On Oct. 6, the preacher at evening Mass used his time at the pulpit to discuss Respect Life Sunday with great passion.
That seems logical enough, but the homily took a turn for the insulting—at least to this parishioner—and I’ve been struggling with going back to Mass ever since.
Part of the preacher’s premise in his vociferous decrying of our modern culture was that everything started to go downhill in the 1960s and ’70s. The “Culture of Death” began to take root when Americans started doing any number of things in a long list of sins. Among his litany of ill deeds was this phrase: “children being born out of wedlock.”
That was Game Over for me.
I am one of those children.
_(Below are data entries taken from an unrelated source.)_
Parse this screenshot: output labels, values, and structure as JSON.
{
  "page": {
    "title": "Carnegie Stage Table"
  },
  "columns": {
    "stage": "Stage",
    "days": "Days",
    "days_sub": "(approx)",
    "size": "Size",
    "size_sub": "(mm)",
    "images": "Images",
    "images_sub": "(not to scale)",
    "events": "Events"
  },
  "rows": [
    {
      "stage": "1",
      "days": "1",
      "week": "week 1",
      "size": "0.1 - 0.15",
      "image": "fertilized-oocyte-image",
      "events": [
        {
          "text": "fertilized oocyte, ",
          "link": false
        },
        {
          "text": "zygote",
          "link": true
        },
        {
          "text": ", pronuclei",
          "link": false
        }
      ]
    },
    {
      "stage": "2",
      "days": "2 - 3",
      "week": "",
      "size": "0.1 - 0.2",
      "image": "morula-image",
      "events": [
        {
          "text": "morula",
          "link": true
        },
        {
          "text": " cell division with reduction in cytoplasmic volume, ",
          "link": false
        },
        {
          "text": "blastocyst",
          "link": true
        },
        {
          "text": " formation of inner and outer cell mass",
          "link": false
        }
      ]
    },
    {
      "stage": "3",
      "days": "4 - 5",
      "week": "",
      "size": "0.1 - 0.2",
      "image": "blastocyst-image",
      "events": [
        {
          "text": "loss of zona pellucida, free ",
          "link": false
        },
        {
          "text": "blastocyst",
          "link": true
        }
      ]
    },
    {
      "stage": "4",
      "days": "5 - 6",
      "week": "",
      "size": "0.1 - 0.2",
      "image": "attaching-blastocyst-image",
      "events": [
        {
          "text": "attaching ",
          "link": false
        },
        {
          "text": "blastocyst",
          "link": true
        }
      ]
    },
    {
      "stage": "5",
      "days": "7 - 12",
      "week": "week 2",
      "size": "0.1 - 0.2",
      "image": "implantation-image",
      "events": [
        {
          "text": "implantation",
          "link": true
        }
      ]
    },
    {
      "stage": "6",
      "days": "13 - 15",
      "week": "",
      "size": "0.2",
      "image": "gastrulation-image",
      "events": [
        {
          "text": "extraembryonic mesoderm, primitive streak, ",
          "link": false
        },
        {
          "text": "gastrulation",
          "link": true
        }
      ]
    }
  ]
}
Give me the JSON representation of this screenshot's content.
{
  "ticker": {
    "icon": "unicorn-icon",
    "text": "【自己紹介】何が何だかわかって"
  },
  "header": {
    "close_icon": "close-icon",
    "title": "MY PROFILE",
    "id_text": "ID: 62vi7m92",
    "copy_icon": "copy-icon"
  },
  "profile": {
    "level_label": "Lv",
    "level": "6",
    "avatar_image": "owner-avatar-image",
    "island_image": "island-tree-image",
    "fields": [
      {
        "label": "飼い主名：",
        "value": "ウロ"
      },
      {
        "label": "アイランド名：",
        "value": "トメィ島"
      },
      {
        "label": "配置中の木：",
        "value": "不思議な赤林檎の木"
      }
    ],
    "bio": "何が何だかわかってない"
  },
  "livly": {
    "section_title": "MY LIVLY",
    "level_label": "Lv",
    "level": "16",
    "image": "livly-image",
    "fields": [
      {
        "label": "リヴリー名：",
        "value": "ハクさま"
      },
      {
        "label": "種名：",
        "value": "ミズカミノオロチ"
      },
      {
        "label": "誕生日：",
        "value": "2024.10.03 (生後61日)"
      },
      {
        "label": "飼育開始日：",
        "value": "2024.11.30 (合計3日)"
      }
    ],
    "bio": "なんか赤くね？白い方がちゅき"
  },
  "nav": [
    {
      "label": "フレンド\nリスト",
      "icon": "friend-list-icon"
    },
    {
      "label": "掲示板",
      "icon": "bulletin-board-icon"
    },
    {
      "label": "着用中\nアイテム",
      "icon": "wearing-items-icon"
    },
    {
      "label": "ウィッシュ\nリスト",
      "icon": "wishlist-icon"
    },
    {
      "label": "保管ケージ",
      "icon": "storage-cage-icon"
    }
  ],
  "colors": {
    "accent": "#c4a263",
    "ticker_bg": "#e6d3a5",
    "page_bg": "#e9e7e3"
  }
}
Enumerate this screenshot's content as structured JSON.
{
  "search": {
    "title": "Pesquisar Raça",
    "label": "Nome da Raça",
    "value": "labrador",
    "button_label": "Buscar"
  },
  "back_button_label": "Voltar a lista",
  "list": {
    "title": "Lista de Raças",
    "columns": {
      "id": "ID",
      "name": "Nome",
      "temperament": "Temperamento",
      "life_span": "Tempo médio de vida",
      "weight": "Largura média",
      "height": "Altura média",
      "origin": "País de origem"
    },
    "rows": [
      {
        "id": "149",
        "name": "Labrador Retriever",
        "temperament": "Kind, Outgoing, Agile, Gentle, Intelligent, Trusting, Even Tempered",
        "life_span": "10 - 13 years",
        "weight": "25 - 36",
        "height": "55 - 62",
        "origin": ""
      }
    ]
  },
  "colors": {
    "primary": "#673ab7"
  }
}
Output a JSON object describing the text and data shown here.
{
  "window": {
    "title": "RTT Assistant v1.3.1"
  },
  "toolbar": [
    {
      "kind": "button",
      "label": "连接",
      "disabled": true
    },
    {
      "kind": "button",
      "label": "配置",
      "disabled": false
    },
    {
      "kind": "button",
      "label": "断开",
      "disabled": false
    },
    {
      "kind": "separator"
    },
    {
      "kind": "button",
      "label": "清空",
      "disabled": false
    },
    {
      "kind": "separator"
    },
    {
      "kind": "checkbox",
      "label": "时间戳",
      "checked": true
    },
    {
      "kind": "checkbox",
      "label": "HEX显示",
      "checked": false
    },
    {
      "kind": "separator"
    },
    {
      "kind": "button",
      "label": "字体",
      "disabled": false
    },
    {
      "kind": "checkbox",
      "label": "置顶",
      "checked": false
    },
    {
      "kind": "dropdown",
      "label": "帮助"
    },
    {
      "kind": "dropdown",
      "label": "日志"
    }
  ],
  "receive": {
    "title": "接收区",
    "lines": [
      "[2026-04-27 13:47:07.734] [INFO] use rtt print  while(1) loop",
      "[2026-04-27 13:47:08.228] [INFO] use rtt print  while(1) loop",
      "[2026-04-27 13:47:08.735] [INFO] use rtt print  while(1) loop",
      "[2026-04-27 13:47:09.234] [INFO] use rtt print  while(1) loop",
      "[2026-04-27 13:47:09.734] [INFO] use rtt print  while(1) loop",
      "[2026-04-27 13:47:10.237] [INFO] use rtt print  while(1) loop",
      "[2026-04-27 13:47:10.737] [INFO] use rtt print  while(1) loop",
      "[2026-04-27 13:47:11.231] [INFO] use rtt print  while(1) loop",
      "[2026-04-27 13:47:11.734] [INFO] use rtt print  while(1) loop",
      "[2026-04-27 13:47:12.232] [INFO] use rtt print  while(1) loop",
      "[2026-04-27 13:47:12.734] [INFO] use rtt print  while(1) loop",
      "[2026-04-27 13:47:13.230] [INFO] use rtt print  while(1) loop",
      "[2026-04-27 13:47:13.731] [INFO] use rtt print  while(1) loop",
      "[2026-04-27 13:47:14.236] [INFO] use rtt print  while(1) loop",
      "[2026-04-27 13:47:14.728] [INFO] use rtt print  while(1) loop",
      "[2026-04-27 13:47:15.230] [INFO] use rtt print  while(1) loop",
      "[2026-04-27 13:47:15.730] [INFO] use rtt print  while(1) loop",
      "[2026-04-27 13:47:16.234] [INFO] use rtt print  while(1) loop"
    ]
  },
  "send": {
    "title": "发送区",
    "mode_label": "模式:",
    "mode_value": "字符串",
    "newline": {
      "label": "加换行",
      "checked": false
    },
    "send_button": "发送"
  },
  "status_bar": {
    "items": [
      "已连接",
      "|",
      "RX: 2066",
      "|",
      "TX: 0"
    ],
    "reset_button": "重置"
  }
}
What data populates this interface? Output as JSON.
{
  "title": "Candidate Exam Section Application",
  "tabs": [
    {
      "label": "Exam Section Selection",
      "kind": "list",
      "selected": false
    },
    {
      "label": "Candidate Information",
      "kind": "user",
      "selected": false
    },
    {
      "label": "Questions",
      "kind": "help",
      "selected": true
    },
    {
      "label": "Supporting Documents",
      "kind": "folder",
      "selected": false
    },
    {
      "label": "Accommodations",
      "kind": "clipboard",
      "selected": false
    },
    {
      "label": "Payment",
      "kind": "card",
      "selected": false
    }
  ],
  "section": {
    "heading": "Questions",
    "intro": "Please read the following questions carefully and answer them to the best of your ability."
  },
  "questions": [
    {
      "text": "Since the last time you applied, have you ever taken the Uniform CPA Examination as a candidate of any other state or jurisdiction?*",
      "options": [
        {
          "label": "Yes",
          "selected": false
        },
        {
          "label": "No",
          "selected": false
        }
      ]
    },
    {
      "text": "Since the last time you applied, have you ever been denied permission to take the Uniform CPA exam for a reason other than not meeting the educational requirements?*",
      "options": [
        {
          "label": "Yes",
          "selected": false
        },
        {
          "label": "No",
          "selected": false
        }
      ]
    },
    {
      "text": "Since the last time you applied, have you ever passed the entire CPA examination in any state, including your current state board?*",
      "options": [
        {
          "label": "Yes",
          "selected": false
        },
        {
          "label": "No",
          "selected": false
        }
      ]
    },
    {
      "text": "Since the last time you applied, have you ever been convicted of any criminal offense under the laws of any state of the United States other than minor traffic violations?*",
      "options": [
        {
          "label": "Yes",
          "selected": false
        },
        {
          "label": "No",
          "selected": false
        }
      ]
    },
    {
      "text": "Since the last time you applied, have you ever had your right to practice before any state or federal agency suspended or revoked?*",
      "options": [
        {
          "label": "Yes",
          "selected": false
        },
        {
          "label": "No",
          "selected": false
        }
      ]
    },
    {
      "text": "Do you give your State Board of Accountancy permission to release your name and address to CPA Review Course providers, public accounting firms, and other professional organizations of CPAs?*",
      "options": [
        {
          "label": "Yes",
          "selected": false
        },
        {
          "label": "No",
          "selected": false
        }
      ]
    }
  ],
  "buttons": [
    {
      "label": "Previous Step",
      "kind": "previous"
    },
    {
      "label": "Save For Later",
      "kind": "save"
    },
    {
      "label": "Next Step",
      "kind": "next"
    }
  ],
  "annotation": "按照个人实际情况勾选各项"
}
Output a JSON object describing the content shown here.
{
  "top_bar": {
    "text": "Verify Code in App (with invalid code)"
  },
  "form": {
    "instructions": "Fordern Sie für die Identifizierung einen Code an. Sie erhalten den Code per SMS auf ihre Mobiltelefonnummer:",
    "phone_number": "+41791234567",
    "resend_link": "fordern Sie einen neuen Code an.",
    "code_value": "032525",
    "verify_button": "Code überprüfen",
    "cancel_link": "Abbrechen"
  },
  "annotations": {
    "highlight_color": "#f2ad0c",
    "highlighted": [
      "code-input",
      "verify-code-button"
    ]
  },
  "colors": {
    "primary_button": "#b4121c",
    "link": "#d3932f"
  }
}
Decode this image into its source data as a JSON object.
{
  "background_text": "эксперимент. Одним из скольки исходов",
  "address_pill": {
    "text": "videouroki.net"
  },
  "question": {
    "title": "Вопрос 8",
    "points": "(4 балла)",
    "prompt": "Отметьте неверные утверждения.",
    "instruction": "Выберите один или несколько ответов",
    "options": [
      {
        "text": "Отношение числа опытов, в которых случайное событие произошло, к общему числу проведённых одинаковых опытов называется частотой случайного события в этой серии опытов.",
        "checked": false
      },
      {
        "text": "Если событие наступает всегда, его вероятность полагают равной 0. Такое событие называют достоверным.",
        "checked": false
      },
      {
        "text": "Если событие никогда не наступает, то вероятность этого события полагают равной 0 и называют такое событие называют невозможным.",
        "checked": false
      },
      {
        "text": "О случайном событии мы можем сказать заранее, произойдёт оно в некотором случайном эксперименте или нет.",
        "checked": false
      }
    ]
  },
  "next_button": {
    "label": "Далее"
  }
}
I’m also a practicing Catholic who serves in ministry to my parish and tries, with varying levels of success, to be a good person of whom Jesus is at least occasionally proud.
That day at Mass, I was in the choir loft, where I sing in our music ensemble. I stayed after to water the plants in church, because October is my plant-care month. I’d run up to church at 9 a.m. that day to drop off a lasagna on behalf of the bereavement committee. And yes, I put in my monthly monetary contribution.
Yet, according to this preacher, I’m part of The Problem. I am part of What’s Wrong with the World.
Now, I suspect if I confronted him, he’d tell me he certainly doesn’t blame us children. But then, what of our parents? Perhaps it’s not my fault I was born to a single mother, but then how would this preacher relate to my mom? I guess she’s just another one of those ne’er-do-wells who’s contributing to the hastening decline of the world as we know it.
In a perfect scenario, every child would be born to two adoring parents. Every baby would be planned and welcomed with joy and delight. But that’s not reality.
Some people make mistakes. Some people are victims of crime. Some people wish they could take back one brief moment, one poor decision, that changed their life forever.
Many, if not most, of those people go forward and do the best they can. They make the best of a situation they might not be ready for, and their children do the same.
What I wish the preacher would have understood is how hurtful his statement was. How his words came across so mean-spirited and cold. How many of us out-of-wedlock children spend our lives trying to make up for something we couldn’t control, perpetually apologizing because we know we’re not really supposed to even be here. And how we sure don’t need anyone, publicly or privately, to remind us of that.
As a Church, we have to do better. We have to welcome everyone who comes to the table, regardless of how they got there. We have to extend Christ’s love to all our brothers and sisters, regardless of who their parents might be.
After all, I might not have grown up with a father, but I continue to grow with my Father.